Doc Hastings

Washington Republican

Rep. Doc Hastings

What the Post found

Estimated wealth

$962,006 in 2010

8% since 2004

Financial approach

Institutional Investor

Invests in: Agribusiness, Mixed, Finance / Insurance / Real Estate

Hastings’s financial disclosure forms

Each year, lawmakers are required to file financial disclosure forms that list assets, liabilities, stock transactions, outside employment, spousal employment and travel reimbursements.

Public projects, private interests

Earmark near personal property: $750,000

In 2009, Hastings secured a $750,000 earmark to replace an outdated railroad underpass with a new bridge in Pasco, Wash. Columbia Basin Paper & Supply, a janitorial business that Hastings owned and ran until he was elected, is about three blocks to the west. His brother now operates the company, but Hastings and his wife still own the land and the building. Hastings said the location of his property had no bearing on his support for the project. "Every business in Pasco will benefit," he said.
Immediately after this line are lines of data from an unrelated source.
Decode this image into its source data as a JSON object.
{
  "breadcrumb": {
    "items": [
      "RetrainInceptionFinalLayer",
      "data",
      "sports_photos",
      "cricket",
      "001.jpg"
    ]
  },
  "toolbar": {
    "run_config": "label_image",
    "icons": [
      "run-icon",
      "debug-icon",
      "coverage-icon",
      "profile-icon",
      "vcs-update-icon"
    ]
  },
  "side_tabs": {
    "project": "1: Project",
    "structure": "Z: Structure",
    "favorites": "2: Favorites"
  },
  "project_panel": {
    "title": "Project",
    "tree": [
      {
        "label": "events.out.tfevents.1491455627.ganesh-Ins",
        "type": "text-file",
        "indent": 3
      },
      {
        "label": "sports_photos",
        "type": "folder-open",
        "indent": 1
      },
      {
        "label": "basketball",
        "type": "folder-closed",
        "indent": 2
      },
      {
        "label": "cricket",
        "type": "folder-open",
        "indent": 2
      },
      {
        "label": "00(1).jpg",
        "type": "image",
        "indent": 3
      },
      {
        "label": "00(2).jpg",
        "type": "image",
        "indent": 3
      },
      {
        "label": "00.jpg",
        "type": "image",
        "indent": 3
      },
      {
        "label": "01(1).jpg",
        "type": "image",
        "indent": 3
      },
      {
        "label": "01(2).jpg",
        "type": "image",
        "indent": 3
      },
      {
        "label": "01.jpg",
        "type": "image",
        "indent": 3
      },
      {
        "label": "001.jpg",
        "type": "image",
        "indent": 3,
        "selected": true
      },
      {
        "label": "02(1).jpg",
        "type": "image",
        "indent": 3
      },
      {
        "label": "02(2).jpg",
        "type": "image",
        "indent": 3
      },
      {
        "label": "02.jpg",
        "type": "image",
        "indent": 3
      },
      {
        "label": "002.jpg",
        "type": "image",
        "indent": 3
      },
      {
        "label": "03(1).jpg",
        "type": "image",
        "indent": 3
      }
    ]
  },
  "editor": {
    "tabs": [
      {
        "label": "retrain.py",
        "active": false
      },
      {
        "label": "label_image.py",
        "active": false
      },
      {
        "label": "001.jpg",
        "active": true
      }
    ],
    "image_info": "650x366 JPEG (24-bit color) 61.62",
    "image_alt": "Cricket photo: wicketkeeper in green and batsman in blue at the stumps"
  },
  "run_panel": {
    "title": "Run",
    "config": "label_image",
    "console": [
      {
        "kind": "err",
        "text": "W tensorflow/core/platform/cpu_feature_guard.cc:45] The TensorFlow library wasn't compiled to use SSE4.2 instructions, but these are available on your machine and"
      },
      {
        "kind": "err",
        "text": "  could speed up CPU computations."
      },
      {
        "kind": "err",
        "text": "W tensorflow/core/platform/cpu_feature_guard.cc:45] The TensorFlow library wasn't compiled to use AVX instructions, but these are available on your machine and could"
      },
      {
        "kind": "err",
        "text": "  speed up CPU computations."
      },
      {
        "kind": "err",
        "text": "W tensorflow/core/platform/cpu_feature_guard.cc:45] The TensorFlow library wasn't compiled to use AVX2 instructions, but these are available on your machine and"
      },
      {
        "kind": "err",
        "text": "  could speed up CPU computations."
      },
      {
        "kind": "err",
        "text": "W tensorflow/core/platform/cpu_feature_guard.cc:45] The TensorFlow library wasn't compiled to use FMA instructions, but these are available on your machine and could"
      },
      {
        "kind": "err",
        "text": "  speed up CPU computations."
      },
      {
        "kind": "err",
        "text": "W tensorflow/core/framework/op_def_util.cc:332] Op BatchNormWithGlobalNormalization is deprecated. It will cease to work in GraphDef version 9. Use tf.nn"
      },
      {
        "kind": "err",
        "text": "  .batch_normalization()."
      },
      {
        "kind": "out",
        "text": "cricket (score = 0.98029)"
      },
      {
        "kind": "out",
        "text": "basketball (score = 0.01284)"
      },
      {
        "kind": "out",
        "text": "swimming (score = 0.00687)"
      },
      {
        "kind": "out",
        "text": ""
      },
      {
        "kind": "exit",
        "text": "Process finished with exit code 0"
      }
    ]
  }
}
Hastings’s financial portrait

The Post examined the personal finances disclosed by all members of Congress and computerized by Center for Responsive Politics to show how they manage their assets and invest their money.

Hastings

House median

Estimated wealth

$962,006 in 2010

Change in estimated wealth

8% since 2004

More wealth and less aggressive

Lawmakers who use safer investment strategies to protect accumulated wealth.

Wealthier

More aggressive

Financial approach

Institutional Investor

117 lawmakers are primarily invested in mutual funds and managed retirement funds that have a balance of stocks and bonds, which are often very safe but can be managed to be more or less aggressive.

What industries does Hastings invest in?

Many assets can be tied to specific industries, such as finance, agriculture or
natural resources. "Mixed" investments are assets not tied to a specific industry.

Hastings's estimated
2010 liabilities

None

What asset types does Hastings hold?

Assets are lumped into groups such as real estate, stocks,
mutual funds or cash.

NOTE: "Mixed" investments are assets that are not tied to a specific industry. Charted change in annual estimated wealth is capped at 200 percent increase and 100 percent decrease for clarity. See the full methodology here.
SOURCES: Congressional financial disclosure forms, Center for Responsive Politics, Washington Post analysis.

About the data

The estimation of assets for lawmakers is based on calculating the midpoint of reported value ranges for holdings and liabilities that members of Congress list on financial disclosure forms. It does not reflect assets lawmakers are not required to disclose, such as personal residences and non-interest bearing bank accounts. The estimation is not intended to provide a complete portrait of the net worth of each legislator, but rather show their relative standing in Congress and how their holdings have changed over time.

If you're a member of Congress who would like to further clarify your financial portrait, please contact us at capitolassets@washpost.com.